Data to process:
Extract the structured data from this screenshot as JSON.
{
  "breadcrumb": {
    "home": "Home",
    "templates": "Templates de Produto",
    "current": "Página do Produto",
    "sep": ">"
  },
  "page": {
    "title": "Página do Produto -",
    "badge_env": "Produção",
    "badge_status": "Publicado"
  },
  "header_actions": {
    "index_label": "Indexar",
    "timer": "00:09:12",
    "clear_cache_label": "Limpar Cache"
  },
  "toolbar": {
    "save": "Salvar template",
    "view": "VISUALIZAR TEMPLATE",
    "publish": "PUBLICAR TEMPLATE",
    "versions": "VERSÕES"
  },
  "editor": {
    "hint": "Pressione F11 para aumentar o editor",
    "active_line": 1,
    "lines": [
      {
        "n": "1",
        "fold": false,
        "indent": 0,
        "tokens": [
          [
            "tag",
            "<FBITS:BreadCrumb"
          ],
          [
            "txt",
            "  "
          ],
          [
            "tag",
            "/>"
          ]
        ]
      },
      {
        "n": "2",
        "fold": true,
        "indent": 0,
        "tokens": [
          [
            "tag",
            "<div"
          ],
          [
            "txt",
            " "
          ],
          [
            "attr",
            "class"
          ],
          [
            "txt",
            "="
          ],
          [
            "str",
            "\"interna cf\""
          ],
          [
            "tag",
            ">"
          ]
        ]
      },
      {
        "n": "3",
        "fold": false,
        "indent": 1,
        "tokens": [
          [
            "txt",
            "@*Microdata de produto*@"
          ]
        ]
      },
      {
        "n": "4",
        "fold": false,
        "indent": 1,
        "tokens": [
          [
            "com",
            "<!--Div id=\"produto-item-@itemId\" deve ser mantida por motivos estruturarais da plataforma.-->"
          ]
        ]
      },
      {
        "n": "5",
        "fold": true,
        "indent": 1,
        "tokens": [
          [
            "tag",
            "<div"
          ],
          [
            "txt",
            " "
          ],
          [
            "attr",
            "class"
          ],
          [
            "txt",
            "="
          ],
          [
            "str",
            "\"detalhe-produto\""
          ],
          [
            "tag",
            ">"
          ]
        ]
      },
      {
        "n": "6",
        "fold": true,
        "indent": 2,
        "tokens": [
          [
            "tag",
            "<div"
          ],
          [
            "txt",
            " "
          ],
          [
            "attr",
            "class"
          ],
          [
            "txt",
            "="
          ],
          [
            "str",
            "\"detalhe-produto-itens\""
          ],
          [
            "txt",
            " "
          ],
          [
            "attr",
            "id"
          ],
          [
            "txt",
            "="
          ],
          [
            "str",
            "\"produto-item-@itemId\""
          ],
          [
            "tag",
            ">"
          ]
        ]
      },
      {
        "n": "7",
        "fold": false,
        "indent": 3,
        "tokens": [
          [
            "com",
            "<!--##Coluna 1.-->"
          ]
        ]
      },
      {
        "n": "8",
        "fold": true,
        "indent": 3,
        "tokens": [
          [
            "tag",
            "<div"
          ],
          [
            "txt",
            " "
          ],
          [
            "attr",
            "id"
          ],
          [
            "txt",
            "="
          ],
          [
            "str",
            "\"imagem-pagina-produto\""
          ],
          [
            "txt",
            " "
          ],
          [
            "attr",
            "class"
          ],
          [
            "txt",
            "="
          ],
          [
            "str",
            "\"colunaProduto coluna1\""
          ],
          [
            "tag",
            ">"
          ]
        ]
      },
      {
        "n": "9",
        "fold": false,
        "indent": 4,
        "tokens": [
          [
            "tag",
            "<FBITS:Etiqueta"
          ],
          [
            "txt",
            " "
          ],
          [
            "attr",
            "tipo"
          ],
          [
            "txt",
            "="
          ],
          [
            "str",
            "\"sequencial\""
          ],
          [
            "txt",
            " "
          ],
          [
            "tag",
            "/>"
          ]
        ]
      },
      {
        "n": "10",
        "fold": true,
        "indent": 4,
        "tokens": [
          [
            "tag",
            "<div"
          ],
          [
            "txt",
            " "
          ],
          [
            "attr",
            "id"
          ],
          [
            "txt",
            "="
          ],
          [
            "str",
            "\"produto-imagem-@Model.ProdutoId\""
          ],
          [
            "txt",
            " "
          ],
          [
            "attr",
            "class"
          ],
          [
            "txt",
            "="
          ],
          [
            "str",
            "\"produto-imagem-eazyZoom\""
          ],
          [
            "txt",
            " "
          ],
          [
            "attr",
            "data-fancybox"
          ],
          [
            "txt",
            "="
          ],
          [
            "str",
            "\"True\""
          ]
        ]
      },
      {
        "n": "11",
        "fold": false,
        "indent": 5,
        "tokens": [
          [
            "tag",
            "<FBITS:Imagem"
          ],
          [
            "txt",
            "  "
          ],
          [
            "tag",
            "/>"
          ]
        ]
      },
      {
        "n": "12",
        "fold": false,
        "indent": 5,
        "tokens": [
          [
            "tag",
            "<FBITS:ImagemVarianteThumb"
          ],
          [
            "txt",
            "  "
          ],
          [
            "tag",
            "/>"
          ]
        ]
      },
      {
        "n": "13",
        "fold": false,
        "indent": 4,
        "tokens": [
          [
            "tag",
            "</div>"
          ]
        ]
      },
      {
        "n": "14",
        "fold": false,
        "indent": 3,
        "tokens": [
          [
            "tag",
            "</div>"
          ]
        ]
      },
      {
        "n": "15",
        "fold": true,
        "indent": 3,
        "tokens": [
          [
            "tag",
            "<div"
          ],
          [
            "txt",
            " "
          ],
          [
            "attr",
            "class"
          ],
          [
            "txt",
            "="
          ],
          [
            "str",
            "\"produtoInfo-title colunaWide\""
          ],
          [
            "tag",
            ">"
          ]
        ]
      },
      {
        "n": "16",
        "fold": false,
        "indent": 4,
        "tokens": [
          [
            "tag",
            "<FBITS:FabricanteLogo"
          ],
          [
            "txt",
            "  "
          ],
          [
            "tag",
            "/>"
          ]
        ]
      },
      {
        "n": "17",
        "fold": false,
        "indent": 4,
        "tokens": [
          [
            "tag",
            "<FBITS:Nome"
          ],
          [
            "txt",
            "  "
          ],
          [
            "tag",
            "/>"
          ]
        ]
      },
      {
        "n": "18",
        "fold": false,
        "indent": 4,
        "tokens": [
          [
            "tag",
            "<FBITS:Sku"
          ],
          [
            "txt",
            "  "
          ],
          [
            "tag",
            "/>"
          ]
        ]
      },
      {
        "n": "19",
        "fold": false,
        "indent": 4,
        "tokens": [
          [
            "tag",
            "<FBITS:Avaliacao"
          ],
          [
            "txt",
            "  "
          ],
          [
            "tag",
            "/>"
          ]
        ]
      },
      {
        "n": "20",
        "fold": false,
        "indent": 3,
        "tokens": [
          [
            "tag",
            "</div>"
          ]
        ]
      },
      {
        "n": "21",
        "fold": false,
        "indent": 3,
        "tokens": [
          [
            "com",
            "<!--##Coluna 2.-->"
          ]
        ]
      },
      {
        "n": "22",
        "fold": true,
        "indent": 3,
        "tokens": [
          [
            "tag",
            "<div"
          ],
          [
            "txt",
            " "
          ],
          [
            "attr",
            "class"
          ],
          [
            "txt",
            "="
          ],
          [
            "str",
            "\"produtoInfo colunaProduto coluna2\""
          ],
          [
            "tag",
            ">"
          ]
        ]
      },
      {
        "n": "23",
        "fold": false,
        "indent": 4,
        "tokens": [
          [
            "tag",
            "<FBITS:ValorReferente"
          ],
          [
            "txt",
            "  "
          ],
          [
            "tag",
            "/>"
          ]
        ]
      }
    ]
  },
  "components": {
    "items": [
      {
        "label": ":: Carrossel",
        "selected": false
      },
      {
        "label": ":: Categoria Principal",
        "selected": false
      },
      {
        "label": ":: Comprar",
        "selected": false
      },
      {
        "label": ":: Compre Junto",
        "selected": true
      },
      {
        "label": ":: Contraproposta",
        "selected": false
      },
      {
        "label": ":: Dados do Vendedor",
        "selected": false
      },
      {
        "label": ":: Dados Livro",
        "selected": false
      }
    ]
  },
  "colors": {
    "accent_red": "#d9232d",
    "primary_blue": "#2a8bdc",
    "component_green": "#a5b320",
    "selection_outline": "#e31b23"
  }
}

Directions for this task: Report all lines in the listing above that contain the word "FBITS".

Answer space:
            "<FBITS:BreadCrumb"
            "<FBITS:Etiqueta"
            "<FBITS:Imagem"
            "<FBITS:ImagemVarianteThumb"
            "<FBITS:FabricanteLogo"
            "<FBITS:Nome"
            "<FBITS:Sku"
            "<FBITS:Avaliacao"
            "<FBITS:ValorReferente"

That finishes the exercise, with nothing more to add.